Beauty and Power of the Cold
I stepped out into the darkness.
The moon cast shadows of the hitch rail across the blue snow, a promise.
Below zero air tingled my cheeks and bit at the tip of my nose.
Silent beauty battled the power to kill.
I burned the image of the moon and shadows into my mind, savoring this gift I would need to help me through the morning, the day and the next week of unrelenting, bone-chilling cold.
It was time to ship some lambs.
I hold on to my lambs until January or February in an attempt to catch a market upswing. Typically, the seasonal lamb market bumps up in August and again this time of year. I gamble against the price of feeding hay and the coyotes to cash a little bigger check.
And I gamble that I can talk somebody into helping me sort, ear tag and haul those lambs when the mercury can’t find zero.
Fortunately, that’s a pretty safe bet.
My friend, Jennie, and my brother, Roger, showed up on Thursday to place scrapies tags in each lamb’s ear and document each tag number. We hoped we would stay warm with the effort of penning and catching each lamb.
This should not be a hard job, but it is.
The scrapie tags are free, government-issued, low-bidder tags. So is the tagger.
I got what I paid for.
About half the time, the tagger punches a hole in the tag before it pierces the lamb’s ear. The tag, along with the effort to restrain the lamb’s ear, is wasted. After years of fighting the tagger, last fall I had an inspiration – buy a better tagger. And on Thursday I even remembered where I had stashed it.
We bunched the lambs into a tight pen, Jennie kept the tagger loaded, I caught the lambs and Roger pierced each ear. Five minutes into our system, the new tagger misfired.
Bare-handed, we each analyzed the tagger’s mechanism, twisted a couple of brittle plastic parts and tried again. 50-50 success.
If I choose to keep using a tool that doesn’t work, that’s my fault, but I thought I had this problem solved. Frustration steamed the barn. We got the lambs tagged in spite of it, thanks to more diligent, patient people than I.
On Saturday my trucker friend, Lance, Roger, my daughter, Abby, and my friends Zane and Casey pulled up to the barn about 8:00. The thermometer registered -17 and low clouds had rolled in. We ran the lambs into the barn alley.
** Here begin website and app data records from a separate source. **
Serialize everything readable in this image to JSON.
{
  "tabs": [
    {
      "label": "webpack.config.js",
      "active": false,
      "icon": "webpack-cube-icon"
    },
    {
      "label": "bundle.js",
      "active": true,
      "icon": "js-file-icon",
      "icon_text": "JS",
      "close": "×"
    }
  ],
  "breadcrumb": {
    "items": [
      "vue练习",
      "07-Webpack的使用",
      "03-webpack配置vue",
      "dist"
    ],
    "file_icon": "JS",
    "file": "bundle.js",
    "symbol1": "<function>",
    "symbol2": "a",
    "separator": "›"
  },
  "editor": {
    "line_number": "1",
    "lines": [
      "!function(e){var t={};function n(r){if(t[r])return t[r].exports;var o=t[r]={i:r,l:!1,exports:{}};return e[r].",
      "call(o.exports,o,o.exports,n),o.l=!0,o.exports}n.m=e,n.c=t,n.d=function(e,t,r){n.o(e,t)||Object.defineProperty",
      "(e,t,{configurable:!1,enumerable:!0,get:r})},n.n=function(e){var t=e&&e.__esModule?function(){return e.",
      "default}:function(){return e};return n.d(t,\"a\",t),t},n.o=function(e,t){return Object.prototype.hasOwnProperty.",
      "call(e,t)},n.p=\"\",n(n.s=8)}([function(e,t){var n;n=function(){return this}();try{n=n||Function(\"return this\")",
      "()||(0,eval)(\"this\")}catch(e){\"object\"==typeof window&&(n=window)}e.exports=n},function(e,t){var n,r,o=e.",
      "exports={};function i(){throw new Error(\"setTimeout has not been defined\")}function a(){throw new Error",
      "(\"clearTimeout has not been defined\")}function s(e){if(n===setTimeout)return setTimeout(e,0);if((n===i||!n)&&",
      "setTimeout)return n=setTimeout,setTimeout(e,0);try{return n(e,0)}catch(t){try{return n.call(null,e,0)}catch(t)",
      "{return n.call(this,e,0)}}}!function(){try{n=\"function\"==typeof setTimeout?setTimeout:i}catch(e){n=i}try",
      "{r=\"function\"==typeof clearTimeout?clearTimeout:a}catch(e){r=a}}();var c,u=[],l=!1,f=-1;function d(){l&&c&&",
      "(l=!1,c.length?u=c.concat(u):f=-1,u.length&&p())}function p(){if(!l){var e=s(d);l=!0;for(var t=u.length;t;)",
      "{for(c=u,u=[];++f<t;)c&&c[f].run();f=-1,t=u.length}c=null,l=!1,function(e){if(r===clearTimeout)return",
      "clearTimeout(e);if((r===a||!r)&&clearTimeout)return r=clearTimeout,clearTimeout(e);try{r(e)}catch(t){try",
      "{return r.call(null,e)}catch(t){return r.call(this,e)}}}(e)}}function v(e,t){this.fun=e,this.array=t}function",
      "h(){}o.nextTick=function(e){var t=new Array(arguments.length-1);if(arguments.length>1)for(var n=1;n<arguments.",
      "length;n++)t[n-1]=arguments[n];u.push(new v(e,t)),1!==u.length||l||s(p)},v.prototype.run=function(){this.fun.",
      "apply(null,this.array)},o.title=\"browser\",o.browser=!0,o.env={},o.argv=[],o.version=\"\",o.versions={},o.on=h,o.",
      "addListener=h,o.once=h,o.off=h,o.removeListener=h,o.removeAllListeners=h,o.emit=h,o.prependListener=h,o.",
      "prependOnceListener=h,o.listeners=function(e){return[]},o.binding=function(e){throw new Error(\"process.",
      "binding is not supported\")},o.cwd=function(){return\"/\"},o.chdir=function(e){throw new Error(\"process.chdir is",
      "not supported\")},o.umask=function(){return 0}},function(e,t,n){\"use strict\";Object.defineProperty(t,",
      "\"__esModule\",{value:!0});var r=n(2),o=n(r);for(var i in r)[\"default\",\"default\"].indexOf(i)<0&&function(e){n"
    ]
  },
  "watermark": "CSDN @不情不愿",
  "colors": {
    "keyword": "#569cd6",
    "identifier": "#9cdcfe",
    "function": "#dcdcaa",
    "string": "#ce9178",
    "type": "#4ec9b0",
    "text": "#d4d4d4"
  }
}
The biggest lambs had a few days’ reprieve until I hauled them to the processor so we sorted the biggest ones to the back and let the smaller ones escape to the loading chute.
Lance, Zane and Casey shoved, cajoled and pushed lambs toward the chute while Roger, Abby and I kept pulling out the keepers, pushing them into a separate pen.
As the last lamb hopped up the chute to the top deck and Lance slid the trailer door closed, we all looked at one another. All of us were sweaty, but with frostbitten fingers. Abby and Casey are stunningly beautiful no matter where they are or what they are doing. The rest of us carried enough ice on our eyelashes to blind us and our noses ran until it froze on our upper lips.
But cracked lips burst into smiles.
Somebody said “I’d a lot rather be loading lambs this morning than sitting at a desk, staring at a computer.”
One more time, the beauty of a job well-done beat the power to kill.
From my ranch to yours, this is Lisa Schmidt.